This is shown in the film Downfall, through images of both Hitler and Germany going from strong and proud to weak and war ravaged. A technique used in this film is characterisation, namely, the characterisation of Hitler. Hitler goes from a revered and respected leader to a weak, sickness ridden, old man full of ire. With various camera angles including high angle shots and close-ups of Hitler, Hitler is shown to be corrupted by the power that was given to him. The fact that Hitler’s hand shakes (and he hides it behind his back) shows that he is a sick, old man.
In addition, his temper tantrums and the high angle shots whilst he is having them, delicately stress the effect that the power has on him. It also shows his real insignificance and the fact that he raving and ranting because he isn’t getting his own way. A line in the movie spoken by Hitler reads, “The strongest can only be victorious by eradicating the weak”. The effect of this quote is to underline the corruptive nature that power can have on the owner of that power and that Hitler as an example of a corrupted leader, is so corrupt, that he in fact is weak but does not recognise it.
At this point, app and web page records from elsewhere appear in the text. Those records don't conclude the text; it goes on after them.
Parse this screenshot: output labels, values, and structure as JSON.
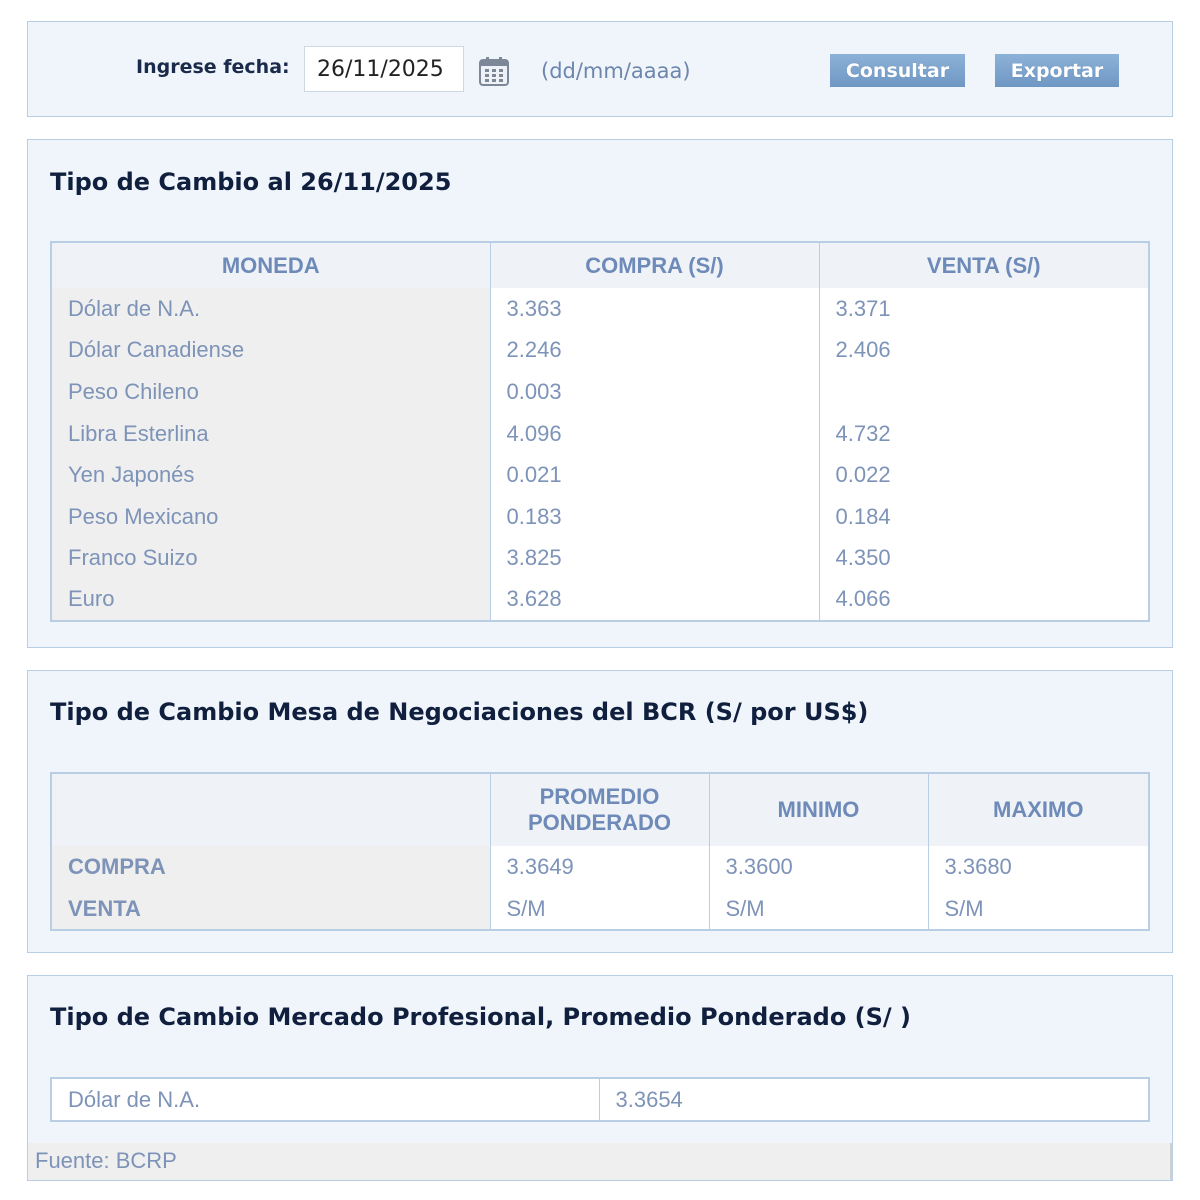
{
  "search": {
    "label": "Ingrese fecha:",
    "date_value": "26/11/2025",
    "date_format_hint": "(dd/mm/aaaa)",
    "consultar_label": "Consultar",
    "exportar_label": "Exportar"
  },
  "tipo_cambio": {
    "title": "Tipo de Cambio al 26/11/2025",
    "headers": [
      "MONEDA",
      "COMPRA (S/)",
      "VENTA (S/)"
    ],
    "rows": [
      [
        "Dólar de N.A.",
        "3.363",
        "3.371"
      ],
      [
        "Dólar Canadiense",
        "2.246",
        "2.406"
      ],
      [
        "Peso Chileno",
        "0.003",
        ""
      ],
      [
        "Libra Esterlina",
        "4.096",
        "4.732"
      ],
      [
        "Yen Japonés",
        "0.021",
        "0.022"
      ],
      [
        "Peso Mexicano",
        "0.183",
        "0.184"
      ],
      [
        "Franco Suizo",
        "3.825",
        "4.350"
      ],
      [
        "Euro",
        "3.628",
        "4.066"
      ]
    ]
  },
  "mesa_bcr": {
    "title": "Tipo de Cambio Mesa de Negociaciones del BCR (S/ por US$)",
    "headers": [
      "",
      "PROMEDIO PONDERADO",
      "MINIMO",
      "MAXIMO"
    ],
    "rows": [
      [
        "COMPRA",
        "3.3649",
        "3.3600",
        "3.3680"
      ],
      [
        "VENTA",
        "S/M",
        "S/M",
        "S/M"
      ]
    ]
  },
  "mercado_profesional": {
    "title": "Tipo de Cambio Mercado Profesional, Promedio Ponderado (S/ )",
    "rows": [
      [
        "Dólar de N.A.",
        "3.3654"
      ]
    ]
  },
  "footer": {
    "source": "Fuente: BCRP"
  },
  "colors": {
    "panel_background": "#f0f5fb",
    "panel_border": "#b9cde4",
    "header_text": "#6e8ab8",
    "cell_text": "#7d93b8",
    "title_text": "#0f1f3d",
    "button_background": "#7aa2cc"
  },
  "icons": {
    "calendar": "calendar-icon"
  }
}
The results of his actions were also destructive to Germany. Berlin especially went from a normal, well functioning city to a war torn and fire ridden mass of rubble. Hitler’s misuse of power not only corrupted him, but affected Germany as well. Likewise, Oliver Hirschbiegel has used several other techniques to convey the general mood or tone of the film. These include dark coloured costuming, dark and gloomy lighting, and sad non-diagetic music.
All of these are used to create a sombre and melancholy mood, heightening the sadness and seriousness of Hitler’s actions in the film. Through Downfall, one may see that power is a destructive force in human society. In conclusion, one may clearly see that although power can be instrumental in shaping the world into what it is today, power can also be seen as a destructive force in human society, through both authoritarian power and the corruptive nature of power, as seen in the two texts, Nineteen Eighty Four by George Orwell and Downfall by Oliver Hirschbiegel.